For many years we have prepared communication plans based neatly on who we need to speak to and what we need to tell them. In short, this is a very linear model of communication between A and B and if we are lucky it may be a two way conversation.
Communication has been based around defining groups and using various methods to identify how they want to receive information and communication. There are those wanting face-to-face communication, those who want the media to be their source of knowledge and the categorisation goes on and on. It is all very traditional and based around relationships and control particularly control of information.
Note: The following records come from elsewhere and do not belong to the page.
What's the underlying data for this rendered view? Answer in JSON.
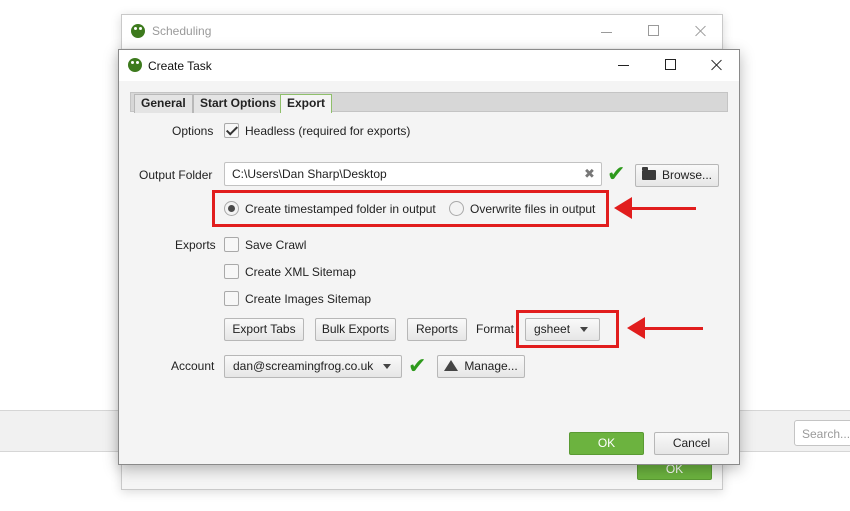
{
  "background": {
    "search_placeholder": "Search..."
  },
  "scheduling_window": {
    "title": "Scheduling",
    "ok_label": "OK"
  },
  "dialog": {
    "title": "Create Task",
    "tabs": [
      {
        "label": "General",
        "active": false
      },
      {
        "label": "Start Options",
        "active": false
      },
      {
        "label": "Export",
        "active": true
      }
    ],
    "options": {
      "label": "Options",
      "headless_label": "Headless (required for exports)",
      "headless_checked": true
    },
    "output_folder": {
      "label": "Output Folder",
      "value": "C:\\Users\\Dan Sharp\\Desktop",
      "clear_glyph": "✖",
      "valid_glyph": "✔",
      "browse_label": "Browse..."
    },
    "folder_mode": {
      "timestamped_label": "Create timestamped folder in output",
      "timestamped_selected": true,
      "overwrite_label": "Overwrite files in output",
      "overwrite_selected": false
    },
    "exports": {
      "label": "Exports",
      "save_crawl_label": "Save Crawl",
      "save_crawl_checked": false,
      "xml_sitemap_label": "Create XML Sitemap",
      "xml_sitemap_checked": false,
      "images_sitemap_label": "Create Images Sitemap",
      "images_sitemap_checked": false,
      "export_tabs_label": "Export Tabs",
      "bulk_exports_label": "Bulk Exports",
      "reports_label": "Reports",
      "format_label": "Format",
      "format_value": "gsheet"
    },
    "account": {
      "label": "Account",
      "value": "dan@screamingfrog.co.uk",
      "valid_glyph": "✔",
      "manage_label": "Manage..."
    },
    "ok_label": "OK",
    "cancel_label": "Cancel"
  },
  "colors": {
    "accent_green": "#6cb33f",
    "check_green": "#2e9a1c",
    "annotation_red": "#e11d1d"
  },
  "icons": [
    "frog-logo-icon",
    "minimize-icon",
    "maximize-icon",
    "close-icon",
    "folder-icon",
    "google-drive-icon",
    "checkmark-icon",
    "chevron-down-icon"
  ]
}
I am now starting to challenge those traditional things. I had an interesting conversation with a colleague who knows about call centres. He was explaining to me that where once we had channel strategies there was now a growing acceptance from businesses that this was being replaced with a chaotic situation. It was no longer about pushing people to use the best methods of contact that suited the company. Instead, it was about recognising that people were demanding contact in the way they wanted, whether that was call centre, face-to-face or through social media.
The explanation got me thinking about those traditional communication strategies based around a clear process of control. Perhaps they now need to be rethought so that they are about managing channels and those are the channels that people are choosing themselves. In developing communication strategies we need to accept people will get information from a range of channels and we have to accept and identify how we will manage the situation. We can’t hide from social media, or the media, or face-to-face communication they are all elements of what we are working with.
So the next question is are communication professionals and the industry itself ready and able to take on this new challenge? Do we have the right structures? Do we have the staff with the right outlook and training? One thing Is clear we have to be willing to take a new and fresh look at what communication is.